Business Professional Attire vs. Business Casual Attire

business professional vs. business casual attire

The Balance

Even if you were paying attention to people's outfits on your interview day, it's still a good idea to ask about what employees typically wear. Who knows—maybe you interviewed on a dress-down work day. It's best not to make any assumptions. Instead, check in with Human Resources or your new manager. 

Another reason to inquire is because business casual doesn't have a strict definition.

The phrase means different things to different employers. In some cases, business casual attire means pressed khakis and a button-down long-sleeved shirt. To other companies, it might mean dress jeans and a polo shirt. 

Take a look at the following guidelines for appropriate attire for interviewing and for dressing in business casual.

Business Attire for Interviews for Women

  • Solid color, conservative suit with a coordinated blouse, moderate shoes, tan or light pantyhose, limited jewelry
  • Neat, professional hairstyle, manicured nails, light makeup, little or no perfume

Business Attire for Interviews for Men

  • Solid color, conservative suit, long-sleeved shirt, conservative tie, dark socks, professional shoes
  • Neat hairstyle, trimmed nails, little or no cologne or aftershave

Business Casual Attire for Women

  • Khaki, corduroy, twill, or cotton pants or skirts, neatly pressed
  • Sweaters, twinsets, cardigans, polo shirts, or knit shirts
  • Solid colors work better than bright patterns

Business Casual Attire for Men

  • Khaki, gabardine, or cotton pants, neatly pressed
  • Cotton long-sleeved button-down shirts, pressed, polo shirts or knit shirts with a collar
  • Sweaters
  • Leather shoes and belt
  • Tie optional

What Not to Wear

Regardless of gender, when the dress code is business casual, it's not appropriate to wear your favorite old t-shirt, ripped jeans, and grubby sneakers.

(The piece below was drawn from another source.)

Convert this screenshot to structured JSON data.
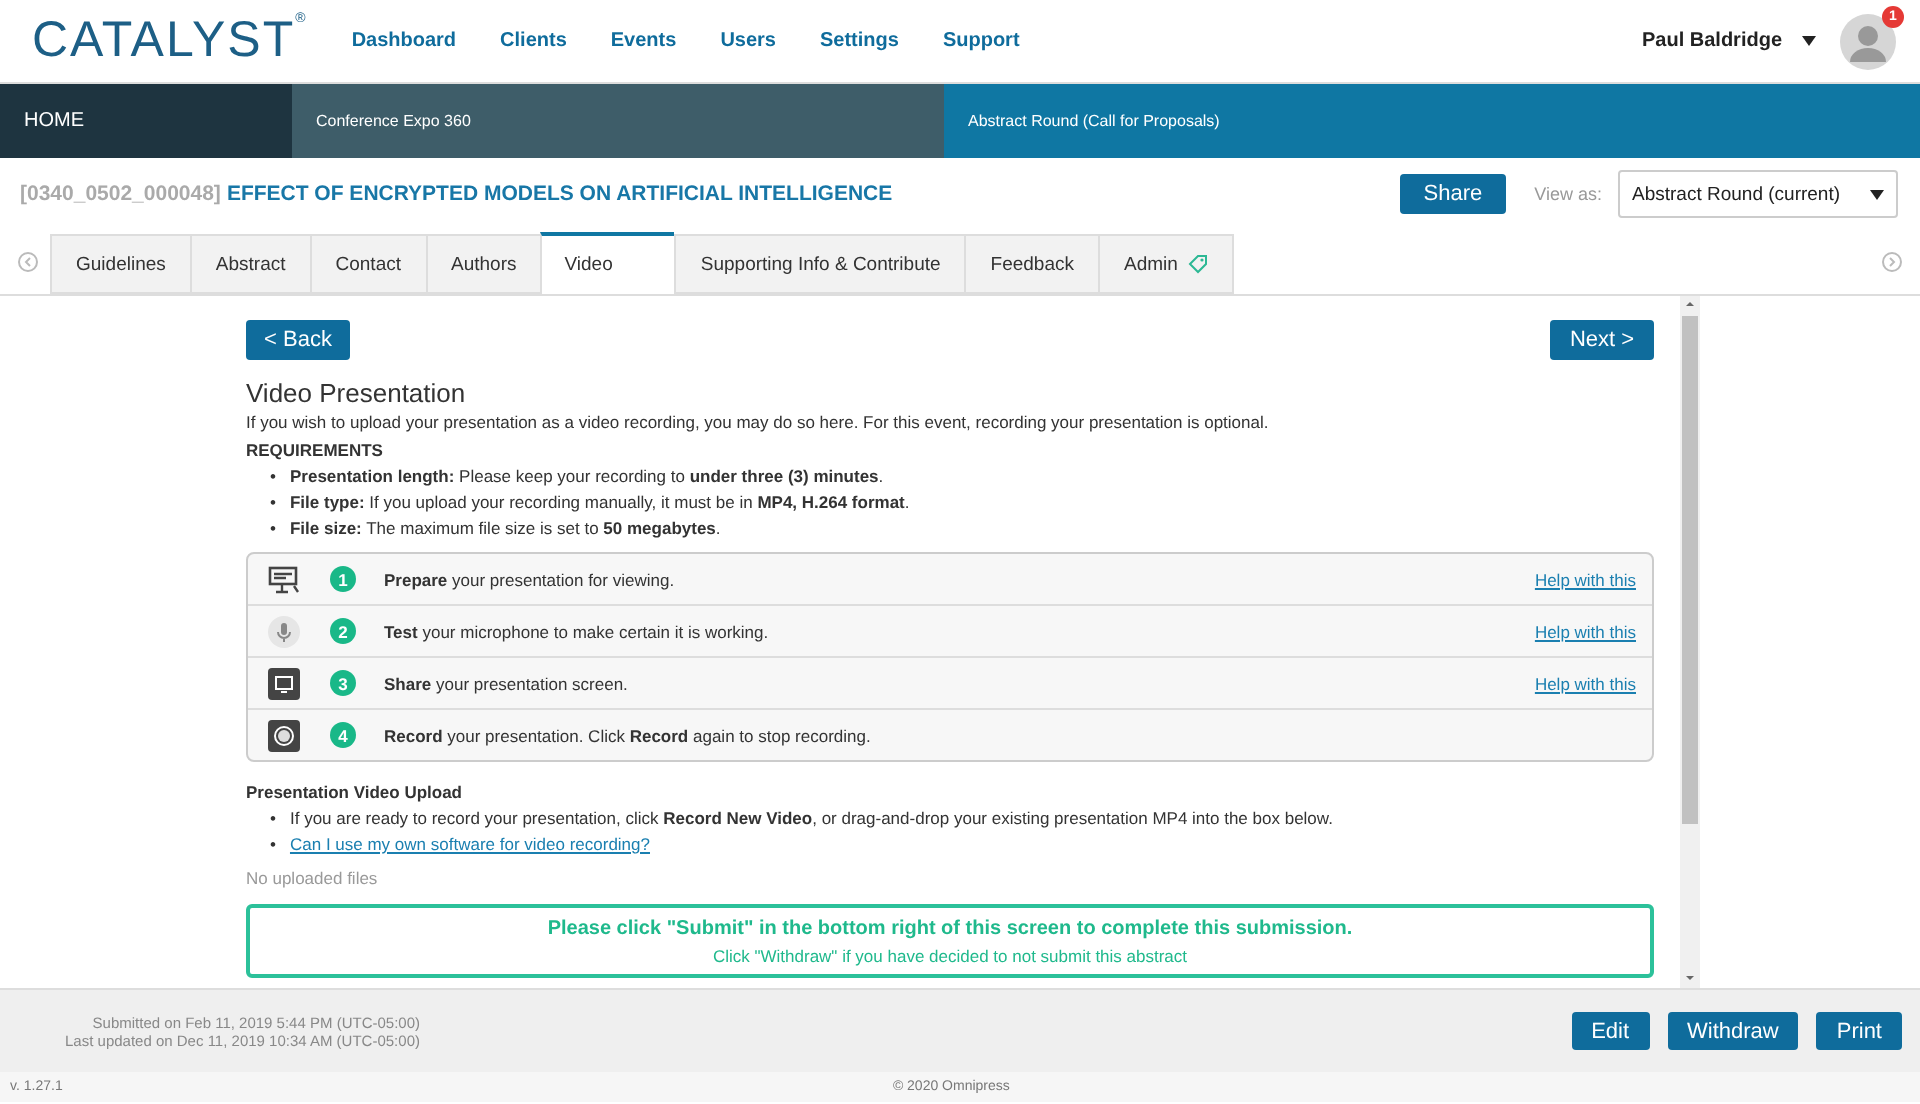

Keep in mind the "business" part of business casual, and leave your old comfortable clothes at home.

That said, when possible, you want to avoid choosing an outfit that makes you uncomfortable. That’s tough if the dress code is business attire and you’re used to going to work dressed in athleisure. But remember that you’re trying to create a good first impression; looking as though you’re wearing your older brother’s suit won’t help.

Does that mean skipping the suit altogether, even for employers with a more formal dress code? Not at all. But it does mean making sure that your interview attire fits and spending some time getting used to wearing it before the big day. If possible, spend a few hours walking, sitting, standing, etc., in the clothes you’ll wear to the interview. Just make sure to do so with enough time to get your outfit dry-cleaned, just in case.

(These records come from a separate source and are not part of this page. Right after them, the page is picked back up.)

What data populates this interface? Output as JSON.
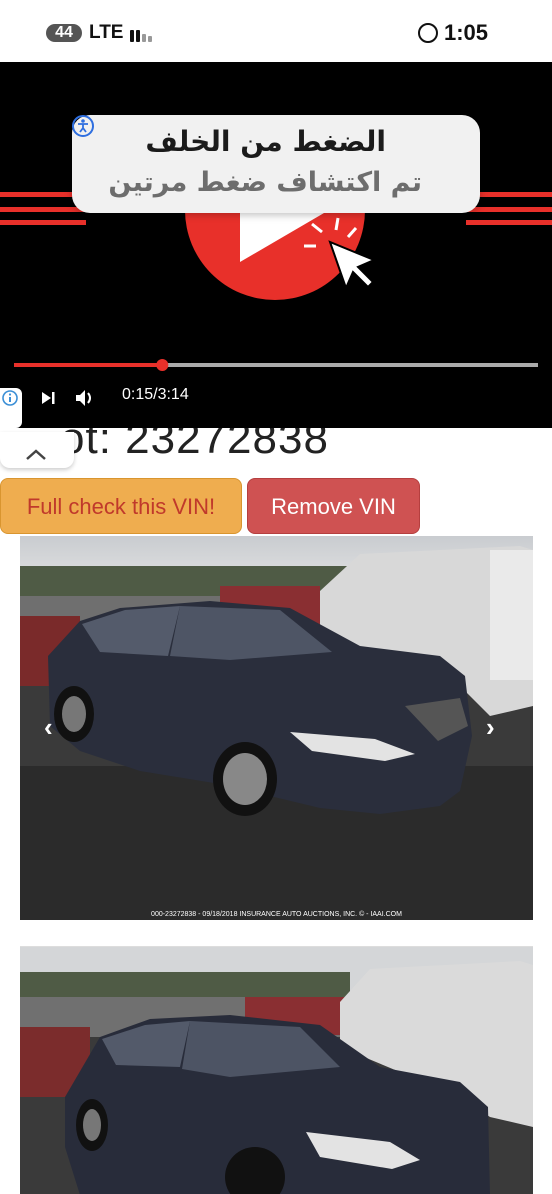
{
  "status_bar": {
    "signal_badge": "44",
    "network": "LTE",
    "time": "1:05"
  },
  "accessibility_toast": {
    "title": "الضغط من الخلف",
    "subtitle": "تم اكتشاف ضغط مرتين"
  },
  "video_player": {
    "time_display": "0:15/3:14",
    "progress_fraction": 0.283
  },
  "heading": {
    "partial_text": "ot: 23272838"
  },
  "buttons": {
    "full_check": "Full check this VIN!",
    "remove_vin": "Remove VIN"
  },
  "photos": [
    {
      "watermark": "000-23272838 - 09/18/2018 INSURANCE AUTO AUCTIONS, INC. © - IAAI.COM"
    },
    {
      "watermark": ""
    }
  ],
  "colors": {
    "youtube_red": "#e8302a",
    "full_check_bg": "#efad4f",
    "remove_bg": "#cf5252"
  }
}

Opt for Quality Over Quantity

Whether you're wearing business or business casual attire, remember that quality is more meaningful than quantity.

One classic bracelet or ring, for example, will impress your interviewer or employer more than an armful of bangles or rings on every finger. In the same vein, a good quality leather portfolio will impress more than a loud, colorful bag. Choose your interview accessories carefully.

Regardless of whether you are dressing for a job interview or to go to work, remember that appearances do matter. Potential (and current) employers may think less of you if you don't dress appropriately for the company. It's always important to make the best impression, whether looking for work or hoping for a promotion. 

Dressing to Impress After You’ve Been Hired

After you have accepted the job offer, you may find yourself in an environment where business casual, or just plain casual, is appropriate workplace attire. In that case, it’s important to avoid overdressing. It’s hard to gel with your new team when you’re wearing a three-piece suit, and they’re in t-shirts and flip-flops. 

Review advice for what to wear when you work remotely, balancing comfort and style, and dressing professionally for video meetings.

If you're not sure what you should wear, ask. There is no better way to make a bad impression than to show up for your first day of work standing out like a sore thumb because you're not dressed correctly. Check with human resources or your soon-to-be manager for insight into the typical dress code at your new place of employment.